And this is what NYC’s internet infrastructure looks like on a map
Where do students go versus people with senior/disabled passes? Where do 7-day pass users go versus 30-day pass users? We took a look to see what we would find. This is for from March 17-23, 2012.
The 1940 U.S. Census records were recently released by the National Archives. With a little work you can find any street (that existed in 1940) and see the census forms. They tell you the names, ages, occupations, salaries and state or country of birth for all residents. I was able to locate my mother and her family in South Philly. My father grew up in the Bronx and though I couldn’t find him (his parents briefly lived in New Rochelle, NY), I was able to track down other members of the family at the apartment we used to visit in my youth.
New Yorkers routinely grouse about living in apartments roughly the size of a closet. Under a city contest announced Monday, that complaint might not be such an exaggeration.
A new competition launched by Mayor Michael Bloomberg calls for plans to develop dozens of so-called micro-units, studio apartments that go beyond cozy to downright compact: 275 to 300 square feet.
311 is New York City’s main source of government information and non-emergency services. The service, launched in 2003, currently receives some 50,000 calls a day and offers information about more than 3,600 topics — school closings, recycling rules, homeless shelters, park events, pothole repairs, you name it. Each complaint is logged, tagged and mapped, allowing for further analysis. Pitch Interactive came up with this interesting data visualization that provides insight in common complaints by time of the day. The graphic shows 34,522 complaints that were collected between 8 September and 15 September, 2010.
1776 map of Brooklyn and Wallabout Bay
You’ve got 30 minutes and a bus pass. The world is your weirdly shaped blob.
These blobs represent the extent that you’d be able to travel on public transit in 30 minutes. The 20 maps below were made by Mapnificent, a new website created by Stefan Wehrmeyer that suck in Google Maps-friendly transit data to show just how much of the city you can cover in however much time you want to spend. A handy slider allows you to change your allotted time, and your starting point can be anywhere on the map.

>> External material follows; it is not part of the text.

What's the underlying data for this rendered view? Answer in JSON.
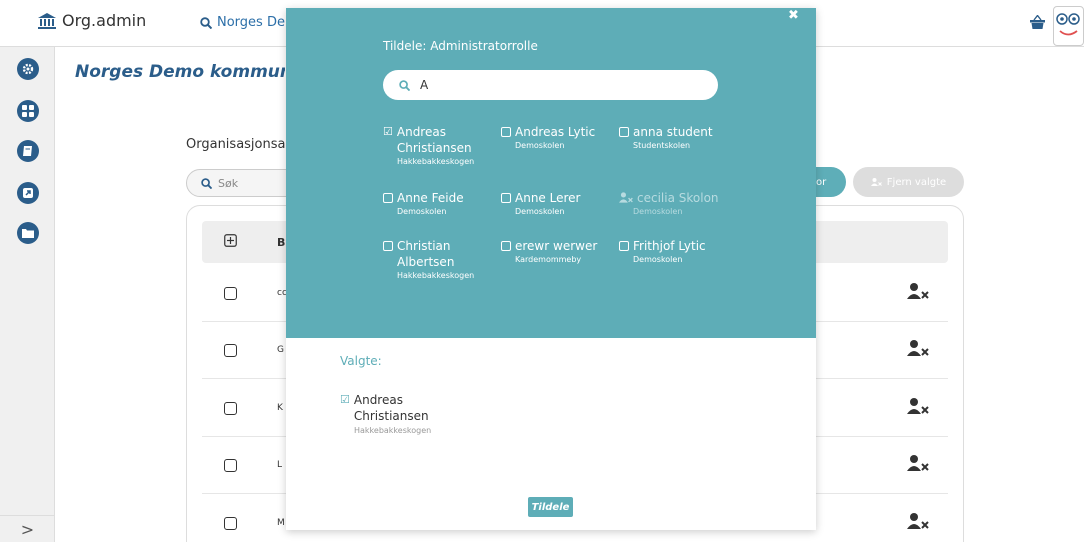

As these maps reveal, 30 minutes on public transit can take you a surprisingly long way in some cities, and keep you severely contained in others. Miami, for example, offers a pretty tight window on the world, compared with transit-rich cities like London and New York.
Hungry for more bike-share maps? Yeah, us too. Thanks to Steven Romalewski, the director of the CUNY Graduate Center’s Mapping Service, we’ve got our fix.
In a post on his Spatiality blog, Romalewski uses GIS to analyze the 413 bike-share stations posted on DOT’s website so far. One map, shown above, shows each station with the size of the station displayed graphically. At a glance, you can see the number of docks per station decrease as you move away from employment centers and subway lines, or into Brooklyn and Queens. For an interactive version, click here.
A report released by the Center for an Urban Future has positioned New York City as the fastest growing tech sector in the country, outpacing Boston to become the U.S.’s #2 Tech Hub (only behind Silicon Valley).
Its rapid growth – a 28.7% increase of tech-related jobs in five years and a 32% increase in venture capital deals (compare that to the national average of -11%) – has been attributed to the diversification of its startup tech companies, focused not on creating new technologies, but on providing technological solutions to existing industries.